Anybody who has worked in the field of construction knows that disputes are common. Part of the reason for this is that there are many variables in construction projects, and often many parties are involved. Coordinating all construction activities so that things go according to a predetermined plan, ensuring that everybody is on the same boat as the project moves forward, and addressing issues which inevitably arise in the course of the project can be a real challenge.
In any construction dispute, the importance of the contract cannot be underestimated. When disputes arise, the contract is the document which governs how a court will assign liability and damages for breach. Both parties, for this reason, need to be of one mind with regard to the contract. A recent case shows what can happen when they aren’t.
The contract concerned the construction of a log home on a woman’s property in North Carolina, which was terminated before it was completed. While the builder claimed that the woman made no payments on the project up until she abruptly terminated the contract, she claimed that the contract he submitted to the court was incorrect, that the contractor was in material breach of the true contract, and that she had paid him for his work. Ultimately, the contractor ended up prevailing in the case and being awarded $180,540, close to twice the amount of damages he requested. The jury found that he had not been in breach of the contract, so it was a victory for him.
It is important for those who enter into a construction contract to always work with an experienced attorney to craft a well-negotiated agreement so as to reduce the possibility of problems arising. A solid agreement should address things like risk allocation and the scope of work involved, the goals and deadlines of the project, and should include terms that provide a flexible framework for addressing disputes.
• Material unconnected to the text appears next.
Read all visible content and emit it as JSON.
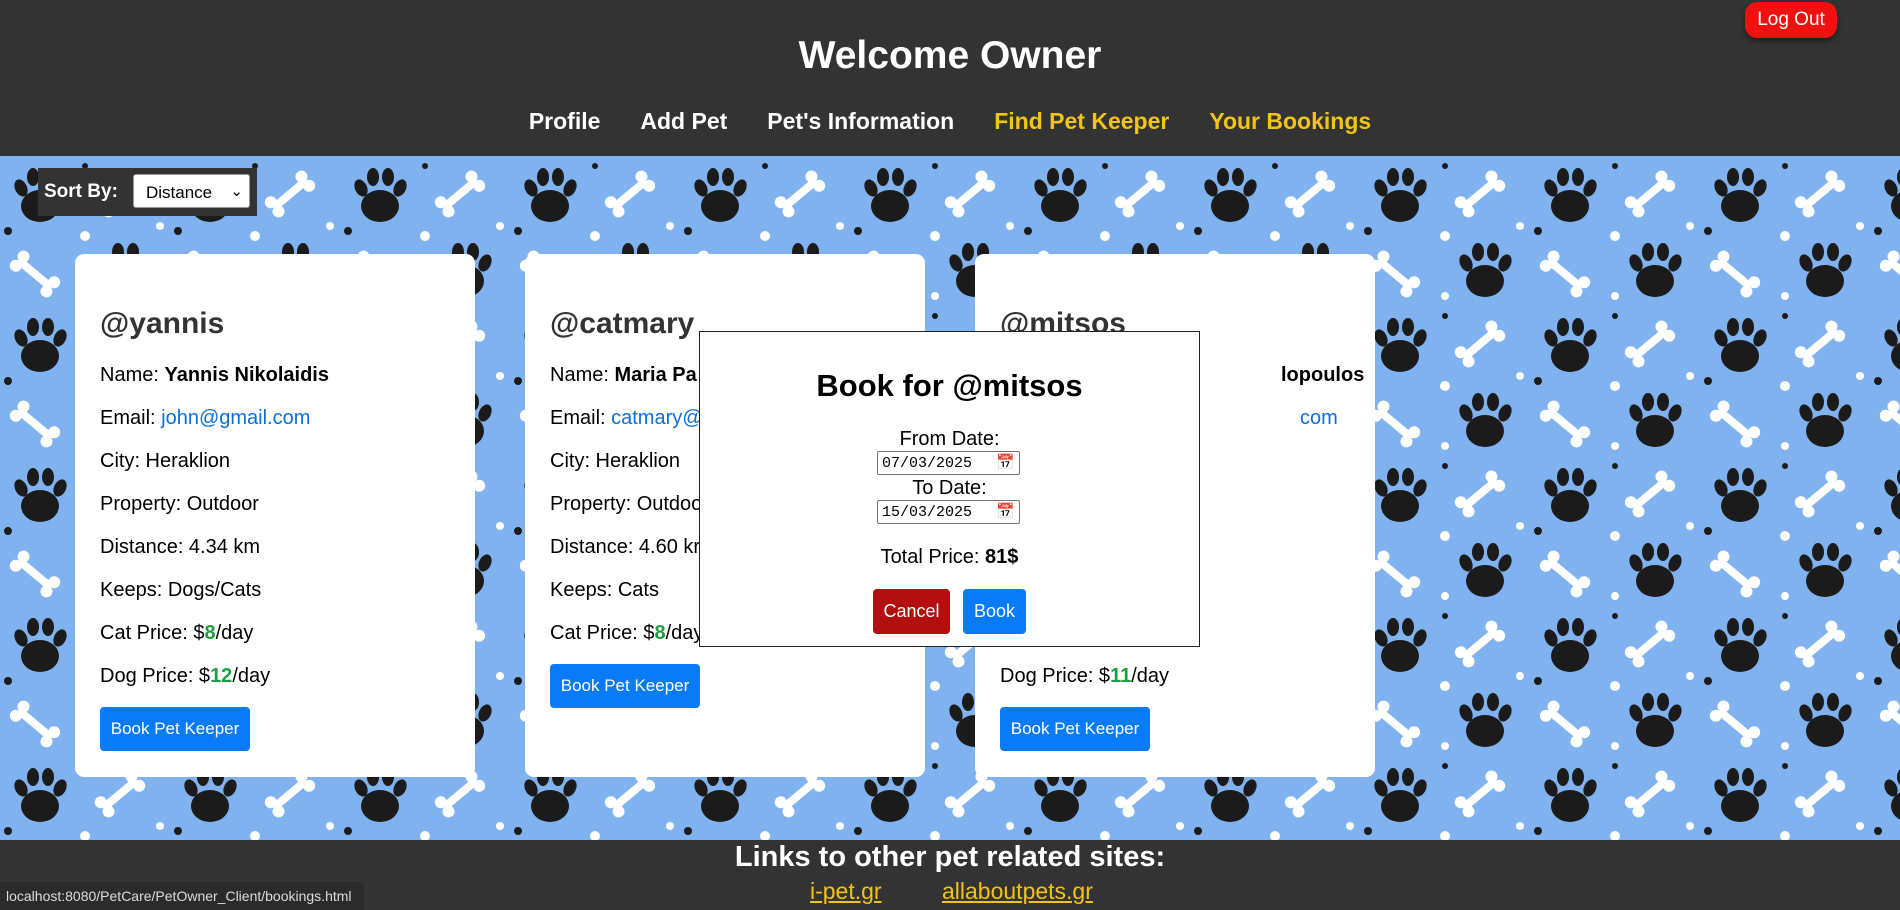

The Mount Airy News, “Jury orders homeowner to pay nearly $200,000,” Terri Flagg, September 28, 2016.
American Bar Association, Construction Disputes, Accessed October 10, 2016.